GOAL OF THE EXERCISE:
The listing below should be written out again word for word, please.

== EXERCISE MATERIALS

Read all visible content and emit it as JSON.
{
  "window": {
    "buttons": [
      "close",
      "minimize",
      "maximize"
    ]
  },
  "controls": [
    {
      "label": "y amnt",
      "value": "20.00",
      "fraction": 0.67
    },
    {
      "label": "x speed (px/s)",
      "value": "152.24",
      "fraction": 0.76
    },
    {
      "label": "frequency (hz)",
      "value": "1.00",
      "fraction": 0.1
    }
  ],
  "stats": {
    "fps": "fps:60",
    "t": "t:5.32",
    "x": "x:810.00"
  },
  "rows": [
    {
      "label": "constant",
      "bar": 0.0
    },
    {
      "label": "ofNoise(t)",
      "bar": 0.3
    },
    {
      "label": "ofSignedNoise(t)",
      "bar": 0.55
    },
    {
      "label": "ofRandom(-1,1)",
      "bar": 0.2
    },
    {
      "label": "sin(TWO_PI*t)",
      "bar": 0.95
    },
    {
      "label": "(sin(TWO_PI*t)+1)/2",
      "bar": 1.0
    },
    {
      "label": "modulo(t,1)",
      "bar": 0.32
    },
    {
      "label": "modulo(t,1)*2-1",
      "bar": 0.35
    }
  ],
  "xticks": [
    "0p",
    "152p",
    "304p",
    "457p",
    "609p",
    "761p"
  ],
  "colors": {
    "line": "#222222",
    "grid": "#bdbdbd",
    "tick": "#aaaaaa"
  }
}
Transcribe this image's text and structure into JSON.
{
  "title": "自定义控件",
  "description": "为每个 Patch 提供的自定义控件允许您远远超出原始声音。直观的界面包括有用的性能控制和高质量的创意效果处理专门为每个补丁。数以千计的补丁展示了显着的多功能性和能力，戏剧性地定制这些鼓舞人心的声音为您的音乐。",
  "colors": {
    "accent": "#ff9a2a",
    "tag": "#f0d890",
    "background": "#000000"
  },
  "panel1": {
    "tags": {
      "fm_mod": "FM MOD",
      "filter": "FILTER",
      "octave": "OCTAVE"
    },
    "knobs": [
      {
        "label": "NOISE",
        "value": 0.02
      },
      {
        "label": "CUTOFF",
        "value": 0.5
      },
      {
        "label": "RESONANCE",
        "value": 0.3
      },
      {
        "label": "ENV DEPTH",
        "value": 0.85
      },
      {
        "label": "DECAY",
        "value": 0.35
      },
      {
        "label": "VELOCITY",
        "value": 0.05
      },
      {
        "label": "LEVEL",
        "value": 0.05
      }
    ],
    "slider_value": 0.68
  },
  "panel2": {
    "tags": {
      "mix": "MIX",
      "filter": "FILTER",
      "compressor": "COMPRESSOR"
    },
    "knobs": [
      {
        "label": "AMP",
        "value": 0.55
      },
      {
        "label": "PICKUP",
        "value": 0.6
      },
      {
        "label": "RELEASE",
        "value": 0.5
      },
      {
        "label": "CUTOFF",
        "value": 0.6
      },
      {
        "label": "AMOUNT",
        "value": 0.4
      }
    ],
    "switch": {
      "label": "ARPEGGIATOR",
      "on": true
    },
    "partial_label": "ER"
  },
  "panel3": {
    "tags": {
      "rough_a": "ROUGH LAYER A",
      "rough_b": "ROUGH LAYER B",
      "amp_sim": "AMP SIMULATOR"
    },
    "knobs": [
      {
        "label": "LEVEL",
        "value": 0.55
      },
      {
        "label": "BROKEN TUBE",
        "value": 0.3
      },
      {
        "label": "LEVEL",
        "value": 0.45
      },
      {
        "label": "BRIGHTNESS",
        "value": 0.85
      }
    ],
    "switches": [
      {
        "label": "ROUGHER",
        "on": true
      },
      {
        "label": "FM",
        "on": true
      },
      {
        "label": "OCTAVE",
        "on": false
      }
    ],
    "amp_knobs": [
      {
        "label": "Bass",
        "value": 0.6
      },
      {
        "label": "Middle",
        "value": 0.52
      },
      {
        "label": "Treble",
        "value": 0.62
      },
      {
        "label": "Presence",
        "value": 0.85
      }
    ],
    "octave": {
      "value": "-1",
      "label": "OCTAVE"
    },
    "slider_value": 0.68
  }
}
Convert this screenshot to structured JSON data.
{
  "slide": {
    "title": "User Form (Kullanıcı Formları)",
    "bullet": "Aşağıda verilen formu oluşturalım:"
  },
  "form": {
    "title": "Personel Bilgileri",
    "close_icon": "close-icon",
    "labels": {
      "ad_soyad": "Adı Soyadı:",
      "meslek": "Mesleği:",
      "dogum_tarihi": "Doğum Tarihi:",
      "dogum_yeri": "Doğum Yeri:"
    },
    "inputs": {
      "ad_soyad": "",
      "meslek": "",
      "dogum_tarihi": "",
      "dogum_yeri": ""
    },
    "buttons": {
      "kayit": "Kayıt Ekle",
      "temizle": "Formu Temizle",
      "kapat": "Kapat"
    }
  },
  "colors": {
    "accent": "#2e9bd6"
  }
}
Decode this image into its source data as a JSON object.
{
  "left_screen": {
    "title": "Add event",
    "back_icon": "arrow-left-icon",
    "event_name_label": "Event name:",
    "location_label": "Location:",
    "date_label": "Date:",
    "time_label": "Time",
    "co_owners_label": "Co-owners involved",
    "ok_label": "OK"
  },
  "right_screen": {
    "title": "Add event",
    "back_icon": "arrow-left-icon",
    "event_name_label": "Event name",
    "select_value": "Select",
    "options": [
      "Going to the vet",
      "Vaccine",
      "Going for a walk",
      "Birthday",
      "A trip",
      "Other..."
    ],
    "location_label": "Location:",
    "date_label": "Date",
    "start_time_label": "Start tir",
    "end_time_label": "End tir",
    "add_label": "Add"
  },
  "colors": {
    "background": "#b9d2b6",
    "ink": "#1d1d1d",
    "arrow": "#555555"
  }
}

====

OUTPUT FOR THIS EXERCISE:
Read all visible content and emit it as JSON.
{
  "window": {
    "buttons": [
      "close",
      "minimize",
      "maximize"
    ]
  },
  "controls": [
    {
      "label": "y amnt",
      "value": "20.00",
      "fraction": 0.67
    },
    {
      "label": "x speed (px/s)",
      "value": "152.24",
      "fraction": 0.76
    },
    {
      "label": "frequency (hz)",
      "value": "1.00",
      "fraction": 0.1
    }
  ],
  "stats": {
    "fps": "fps:60",
    "t": "t:5.32",
    "x": "x:810.00"
  },
  "rows": [
    {
      "label": "constant",
      "bar": 0.0
    },
    {
      "label": "ofNoise(t)",
      "bar": 0.3
    },
    {
      "label": "ofSignedNoise(t)",
      "bar": 0.55
    },
    {
      "label": "ofRandom(-1,1)",
      "bar": 0.2
    },
    {
      "label": "sin(TWO_PI*t)",
      "bar": 0.95
    },
    {
      "label": "(sin(TWO_PI*t)+1)/2",
      "bar": 1.0
    },
    {
      "label": "modulo(t,1)",
      "bar": 0.32
    },
    {
      "label": "modulo(t,1)*2-1",
      "bar": 0.35
    }
  ],
  "xticks": [
    "0p",
    "152p",
    "304p",
    "457p",
    "609p",
    "761p"
  ],
  "colors": {
    "line": "#222222",
    "grid": "#bdbdbd",
    "tick": "#aaaaaa"
  }
}
Transcribe this image's text and structure into JSON.
{
  "title": "自定义控件",
  "description": "为每个 Patch 提供的自定义控件允许您远远超出原始声音。直观的界面包括有用的性能控制和高质量的创意效果处理专门为每个补丁。数以千计的补丁展示了显着的多功能性和能力，戏剧性地定制这些鼓舞人心的声音为您的音乐。",
  "colors": {
    "accent": "#ff9a2a",
    "tag": "#f0d890",
    "background": "#000000"
  },
  "panel1": {
    "tags": {
      "fm_mod": "FM MOD",
      "filter": "FILTER",
      "octave": "OCTAVE"
    },
    "knobs": [
      {
        "label": "NOISE",
        "value": 0.02
      },
      {
        "label": "CUTOFF",
        "value": 0.5
      },
      {
        "label": "RESONANCE",
        "value": 0.3
      },
      {
        "label": "ENV DEPTH",
        "value": 0.85
      },
      {
        "label": "DECAY",
        "value": 0.35
      },
      {
        "label": "VELOCITY",
        "value": 0.05
      },
      {
        "label": "LEVEL",
        "value": 0.05
      }
    ],
    "slider_value": 0.68
  },
  "panel2": {
    "tags": {
      "mix": "MIX",
      "filter": "FILTER",
      "compressor": "COMPRESSOR"
    },
    "knobs": [
      {
        "label": "AMP",
        "value": 0.55
      },
      {
        "label": "PICKUP",
        "value": 0.6
      },
      {
        "label": "RELEASE",
        "value": 0.5
      },
      {
        "label": "CUTOFF",
        "value": 0.6
      },
      {
        "label": "AMOUNT",
        "value": 0.4
      }
    ],
    "switch": {
      "label": "ARPEGGIATOR",
      "on": true
    },
    "partial_label": "ER"
  },
  "panel3": {
    "tags": {
      "rough_a": "ROUGH LAYER A",
      "rough_b": "ROUGH LAYER B",
      "amp_sim": "AMP SIMULATOR"
    },
    "knobs": [
      {
        "label": "LEVEL",
        "value": 0.55
      },
      {
        "label": "BROKEN TUBE",
        "value": 0.3
      },
      {
        "label": "LEVEL",
        "value": 0.45
      },
      {
        "label": "BRIGHTNESS",
        "value": 0.85
      }
    ],
    "switches": [
      {
        "label": "ROUGHER",
        "on": true
      },
      {
        "label": "FM",
        "on": true
      },
      {
        "label": "OCTAVE",
        "on": false
      }
    ],
    "amp_knobs": [
      {
        "label": "Bass",
        "value": 0.6
      },
      {
        "label": "Middle",
        "value": 0.52
      },
      {
        "label": "Treble",
        "value": 0.62
      },
      {
        "label": "Presence",
        "value": 0.85
      }
    ],
    "octave": {
      "value": "-1",
      "label": "OCTAVE"
    },
    "slider_value": 0.68
  }
}
Convert this screenshot to structured JSON data.
{
  "slide": {
    "title": "User Form (Kullanıcı Formları)",
    "bullet": "Aşağıda verilen formu oluşturalım:"
  },
  "form": {
    "title": "Personel Bilgileri",
    "close_icon": "close-icon",
    "labels": {
      "ad_soyad": "Adı Soyadı:",
      "meslek": "Mesleği:",
      "dogum_tarihi": "Doğum Tarihi:",
      "dogum_yeri": "Doğum Yeri:"
    },
    "inputs": {
      "ad_soyad": "",
      "meslek": "",
      "dogum_tarihi": "",
      "dogum_yeri": ""
    },
    "buttons": {
      "kayit": "Kayıt Ekle",
      "temizle": "Formu Temizle",
      "kapat": "Kapat"
    }
  },
  "colors": {
    "accent": "#2e9bd6"
  }
}
Decode this image into its source data as a JSON object.
{
  "left_screen": {
    "title": "Add event",
    "back_icon": "arrow-left-icon",
    "event_name_label": "Event name:",
    "location_label": "Location:",
    "date_label": "Date:",
    "time_label": "Time",
    "co_owners_label": "Co-owners involved",
    "ok_label": "OK"
  },
  "right_screen": {
    "title": "Add event",
    "back_icon": "arrow-left-icon",
    "event_name_label": "Event name",
    "select_value": "Select",
    "options": [
      "Going to the vet",
      "Vaccine",
      "Going for a walk",
      "Birthday",
      "A trip",
      "Other..."
    ],
    "location_label": "Location:",
    "date_label": "Date",
    "start_time_label": "Start tir",
    "end_time_label": "End tir",
    "add_label": "Add"
  },
  "colors": {
    "background": "#b9d2b6",
    "ink": "#1d1d1d",
    "arrow": "#555555"
  }
}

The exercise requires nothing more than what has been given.